The activity that we used to wrap up the workshop was to generate an action plan.  With this task, we gave teachers 1) a chance to think about it, 2) a chance

action-plan-cardto write it down, and 3) a chance to share their action plan with other teachers in the group.  With each step in this activity the likelihood of actually completing the items on your list goes up.  Think about it, write it down, and tell someone… a real recipe for success!  Here’s an example of another implementation of this activity (from another conference that I participated in recently), a card provided to participants so that they can collect their ideas from the day.  Another great idea that we can use for our future teacher workshops/conferences.

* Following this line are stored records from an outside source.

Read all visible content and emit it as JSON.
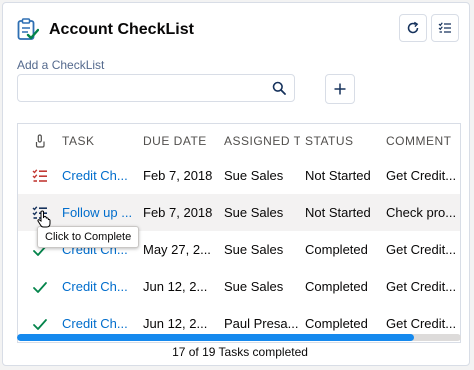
{
  "header": {
    "title": "Account CheckList"
  },
  "add": {
    "label": "Add a CheckList",
    "value": "",
    "placeholder": ""
  },
  "table": {
    "columns": [
      "TASK",
      "DUE DATE",
      "ASSIGNED TO",
      "STATUS",
      "COMMENT"
    ],
    "rows": [
      {
        "status_icon": "incomplete-list-icon",
        "task": "Credit Ch...",
        "due": "Feb 7, 2018",
        "assigned": "Sue Sales",
        "status": "Not Started",
        "comment": "Get Credit..."
      },
      {
        "status_icon": "incomplete-list-icon",
        "task": "Follow up ...",
        "due": "Feb 7, 2018",
        "assigned": "Sue Sales",
        "status": "Not Started",
        "comment": "Check pro..."
      },
      {
        "status_icon": "check-icon",
        "task": "Credit Ch...",
        "due": "May 27, 2...",
        "assigned": "Sue Sales",
        "status": "Completed",
        "comment": "Get Credit..."
      },
      {
        "status_icon": "check-icon",
        "task": "Credit Ch...",
        "due": "Jun 12, 2...",
        "assigned": "Sue Sales",
        "status": "Completed",
        "comment": "Get Credit..."
      },
      {
        "status_icon": "check-icon",
        "task": "Credit Ch...",
        "due": "Jun 12, 2...",
        "assigned": "Paul Presa...",
        "status": "Completed",
        "comment": "Get Credit..."
      }
    ]
  },
  "tooltip": "Click to Complete",
  "progress": {
    "text": "17 of 19 Tasks completed",
    "fraction": 0.895
  },
  "colors": {
    "accent": "#1589ee",
    "link": "#006dcc",
    "complete": "#04844b",
    "incomplete": "#c23934"
  }
}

The activities that we started off the day with included A) a reflection + B) a brainstorming session.  Both activities are real staples of an effective workshop.  With the brainstorming activity, we asked teachers to brainstorm ideas for lesson plans.  Which subjects did they have troubles teaching?  Which subjects would they like help with?  Which items did they really need a good lesson plan for?  We asked each teacher to write 5 ideas down, each item on a different colored recipe card.  Next, we turned this brainstorming activity into an organizing exercise by asking teachers to group the items together.  The final stage of the activity was to link these ideas to the BC curricula – as supplied by the list of PLO (prescribed learning outcomes) that the ministry of education published.   In the end, this exercise provided a good metacognition activity that captured ideas plus offered a chance for reflection.


Teachers Brainstorming and Organizing Ideas

Another reflection activity that Connie introduced, and I plan on using often with teachers, was what I’ll call the “Take your Hat off” activity.  In this activity, Connie invited the teachers “to take their workshop participants hats off and put on their teacher hats.”  With this invitation, she was asking the teachers to reflect on the logistics and design of the workshop as educators.  Use the model of the workshop as a model for what works in the classroom.  Observe what works, and put it to work. I’ve since used this “take your hat off” activity with a group of teachers with success.  I invited the group of teachers to “take your teacher hats off, put on your students hats.”  An invitation to reflect on what running this activity would be like in their classrooms, and how it would be received by their students.  It worked great too, because as soon as I asked the teachers to “put on your student hat” he started to goof off like a 14year old.  We had a lot of fun with that!  In addition to a setting a good tone, it worked as a perfect icebreaker activity.